What will the foundation focus on in Peru?

Peru has made significant progress in reducing poverty, in adopting innovative social policies, and in adhering to principles of good macroeconomic management. However, inequality is still pervasive, especially in rural areas. The anticipated “trickle down” effect of Peru’s economic prosperity has not been realized and Peruvians are expecting the government to address this problem. Many hope the problem will be tackled under President Pedro Pablo Kuczynski’s new administration.

In this context, we will continue our work supporting civil society organizations, indigenous groups, and others in Peru, particularly around the increasing social conflicts that could turn violent. We also want to open a broader conversation around the extractive industry and how Peruvians will adjust to a new economic environment.
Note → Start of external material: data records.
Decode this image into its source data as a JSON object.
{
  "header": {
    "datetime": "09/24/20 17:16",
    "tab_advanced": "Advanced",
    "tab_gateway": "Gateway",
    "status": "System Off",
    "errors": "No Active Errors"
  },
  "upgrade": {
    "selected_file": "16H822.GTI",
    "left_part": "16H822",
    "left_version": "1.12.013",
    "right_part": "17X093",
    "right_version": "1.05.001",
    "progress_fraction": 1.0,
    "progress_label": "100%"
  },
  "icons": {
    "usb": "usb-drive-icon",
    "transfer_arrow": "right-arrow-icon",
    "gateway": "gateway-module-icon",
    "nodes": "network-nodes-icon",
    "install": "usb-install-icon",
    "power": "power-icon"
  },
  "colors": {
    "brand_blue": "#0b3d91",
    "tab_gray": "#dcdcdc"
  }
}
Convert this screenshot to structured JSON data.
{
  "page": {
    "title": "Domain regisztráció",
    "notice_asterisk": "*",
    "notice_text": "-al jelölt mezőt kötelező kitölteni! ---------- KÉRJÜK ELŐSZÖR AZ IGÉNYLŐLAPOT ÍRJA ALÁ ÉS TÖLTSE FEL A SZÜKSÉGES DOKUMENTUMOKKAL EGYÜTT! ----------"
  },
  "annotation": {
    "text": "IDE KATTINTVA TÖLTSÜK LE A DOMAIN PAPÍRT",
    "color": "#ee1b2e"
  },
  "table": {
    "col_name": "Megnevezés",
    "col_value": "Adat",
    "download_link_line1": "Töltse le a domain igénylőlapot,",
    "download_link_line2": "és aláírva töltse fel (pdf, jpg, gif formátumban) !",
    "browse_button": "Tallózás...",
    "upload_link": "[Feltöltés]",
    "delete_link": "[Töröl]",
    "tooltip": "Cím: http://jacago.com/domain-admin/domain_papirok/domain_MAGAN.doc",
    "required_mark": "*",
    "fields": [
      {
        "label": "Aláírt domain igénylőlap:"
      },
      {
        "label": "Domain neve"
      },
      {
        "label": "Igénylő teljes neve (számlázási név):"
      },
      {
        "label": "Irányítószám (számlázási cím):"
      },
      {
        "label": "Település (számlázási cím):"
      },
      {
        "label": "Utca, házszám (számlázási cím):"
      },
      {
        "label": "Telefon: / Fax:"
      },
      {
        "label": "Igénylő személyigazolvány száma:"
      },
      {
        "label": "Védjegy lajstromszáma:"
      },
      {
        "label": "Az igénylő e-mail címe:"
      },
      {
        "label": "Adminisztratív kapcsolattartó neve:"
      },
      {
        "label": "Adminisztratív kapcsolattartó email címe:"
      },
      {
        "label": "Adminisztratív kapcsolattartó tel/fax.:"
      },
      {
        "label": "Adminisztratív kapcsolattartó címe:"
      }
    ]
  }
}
We want to learn from local communities about how they’ve adapted to this new context and how Peruvians have made progress regarding its own violent past.
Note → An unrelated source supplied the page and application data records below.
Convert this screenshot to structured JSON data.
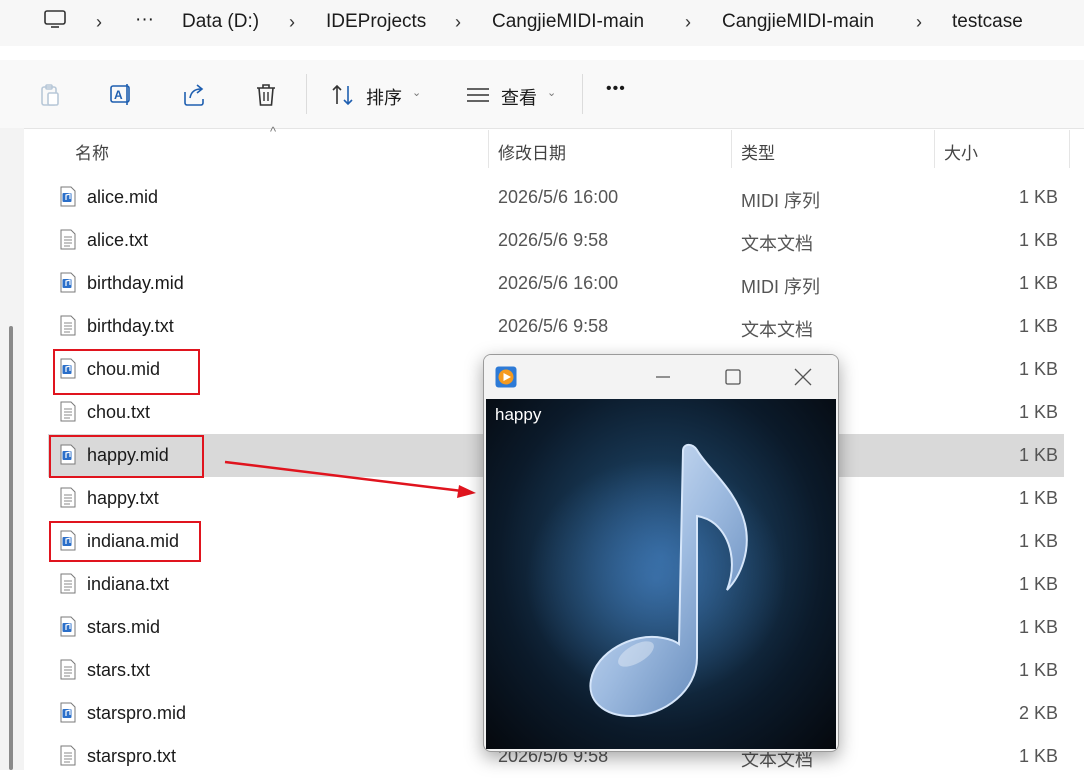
{
  "breadcrumb": {
    "items": [
      "Data (D:)",
      "IDEProjects",
      "CangjieMIDI-main",
      "CangjieMIDI-main",
      "testcase"
    ],
    "overflow": "···",
    "separator": "›"
  },
  "toolbar": {
    "sort_label": "排序",
    "view_label": "查看",
    "more_label": "•••"
  },
  "columns": {
    "name": "名称",
    "modified": "修改日期",
    "type": "类型",
    "size": "大小"
  },
  "files": [
    {
      "name": "alice.mid",
      "date": "2026/5/6 16:00",
      "type": "MIDI 序列",
      "size": "1 KB",
      "kind": "mid"
    },
    {
      "name": "alice.txt",
      "date": "2026/5/6 9:58",
      "type": "文本文档",
      "size": "1 KB",
      "kind": "txt"
    },
    {
      "name": "birthday.mid",
      "date": "2026/5/6 16:00",
      "type": "MIDI 序列",
      "size": "1 KB",
      "kind": "mid"
    },
    {
      "name": "birthday.txt",
      "date": "2026/5/6 9:58",
      "type": "文本文档",
      "size": "1 KB",
      "kind": "txt"
    },
    {
      "name": "chou.mid",
      "date": "",
      "type": "",
      "size": "1 KB",
      "kind": "mid"
    },
    {
      "name": "chou.txt",
      "date": "",
      "type": "",
      "size": "1 KB",
      "kind": "txt"
    },
    {
      "name": "happy.mid",
      "date": "",
      "type": "",
      "size": "1 KB",
      "kind": "mid"
    },
    {
      "name": "happy.txt",
      "date": "",
      "type": "",
      "size": "1 KB",
      "kind": "txt"
    },
    {
      "name": "indiana.mid",
      "date": "",
      "type": "",
      "size": "1 KB",
      "kind": "mid"
    },
    {
      "name": "indiana.txt",
      "date": "",
      "type": "",
      "size": "1 KB",
      "kind": "txt"
    },
    {
      "name": "stars.mid",
      "date": "",
      "type": "",
      "size": "1 KB",
      "kind": "mid"
    },
    {
      "name": "stars.txt",
      "date": "",
      "type": "",
      "size": "1 KB",
      "kind": "txt"
    },
    {
      "name": "starspro.mid",
      "date": "",
      "type": "",
      "size": "2 KB",
      "kind": "mid"
    },
    {
      "name": "starspro.txt",
      "date": "2026/5/6 9:58",
      "type": "文本文档",
      "size": "1 KB",
      "kind": "txt"
    }
  ],
  "selected_file": "happy.mid",
  "highlighted_files": [
    "chou.mid",
    "happy.mid",
    "indiana.mid"
  ],
  "player": {
    "track_title": "happy",
    "icons": [
      "media-player-app-icon",
      "minimize-icon",
      "maximize-icon",
      "close-icon",
      "music-note-icon"
    ]
  },
  "colors": {
    "highlight_box": "#e0141e",
    "selection": "#d9d9d9",
    "accent": "#1f6fd6"
  }
}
The Colombian government and the FARC guerrillas have recently signed a comprehensive agreement that would put an end to an important armed conflict. How does this affect Ford and its work as it opens its new office in Bogotá?
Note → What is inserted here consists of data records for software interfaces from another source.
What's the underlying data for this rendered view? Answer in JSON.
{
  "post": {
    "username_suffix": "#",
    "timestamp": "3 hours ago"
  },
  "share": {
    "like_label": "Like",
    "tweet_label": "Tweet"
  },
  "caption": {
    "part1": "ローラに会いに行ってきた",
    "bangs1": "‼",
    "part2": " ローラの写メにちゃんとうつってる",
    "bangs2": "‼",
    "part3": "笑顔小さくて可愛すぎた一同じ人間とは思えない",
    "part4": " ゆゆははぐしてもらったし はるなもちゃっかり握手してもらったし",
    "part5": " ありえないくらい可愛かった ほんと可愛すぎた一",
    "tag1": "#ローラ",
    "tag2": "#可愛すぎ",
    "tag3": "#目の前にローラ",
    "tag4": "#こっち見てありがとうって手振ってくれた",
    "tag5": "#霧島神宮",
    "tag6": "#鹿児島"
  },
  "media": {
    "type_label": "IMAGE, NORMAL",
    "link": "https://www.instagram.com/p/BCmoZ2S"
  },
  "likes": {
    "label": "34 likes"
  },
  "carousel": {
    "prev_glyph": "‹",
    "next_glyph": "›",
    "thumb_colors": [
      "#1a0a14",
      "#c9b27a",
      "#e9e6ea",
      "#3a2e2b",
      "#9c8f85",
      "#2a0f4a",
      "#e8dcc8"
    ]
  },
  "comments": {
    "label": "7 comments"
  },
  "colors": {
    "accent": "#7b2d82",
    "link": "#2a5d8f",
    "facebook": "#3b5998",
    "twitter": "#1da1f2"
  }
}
The government’s and FARC’s hard work to negotiate a peace deal is a major historical moment and a huge step toward achieving equality in the country. The focus of the peace agenda and negotiations goes well beyond the end to fighting or the granting of mutual concessions. The agreement includes critical issues such as the transformation of rural areas, better access to political participation for all, a new approach to the farming of illicit crops, and a way to deal with the rights of the victims of armed conflict.

Putting these agreements and programs into place will be difficult, but the foundation hopes that our renewed presence in Colombia and ongoing work with victims’ rights organizations, human rights defenders, social leaders, and the Colombian government can continue to open a dialogue and facilitate real and lasting change. All Colombians deserve a better future, more equality and prosperity, and Ford will work with our partner organizations to achieve these goals.

What other issues in the region will the new Ford office in Bogotá be working on?

We will keep an eye on other developments in the region, like the political crisis in Venezuela and constitutional reform in Chile, where there is an opportunity to address the rights of indigenous peoples and to tackle a long-standing conflict. We want to learn from recent social processes in Bolivia and Ecuador how these nations have made progress in elevating multiculturalism and ethnic issues. We will continue cooperating with our colleagues in Brazil and Mexico on broader Latin American regional projects, such as providing support for law firms engaged in pro bono work defending collective rights. Finally, we want to explore how philanthropy can continue to expand in the region, building off of our progress in Colombia.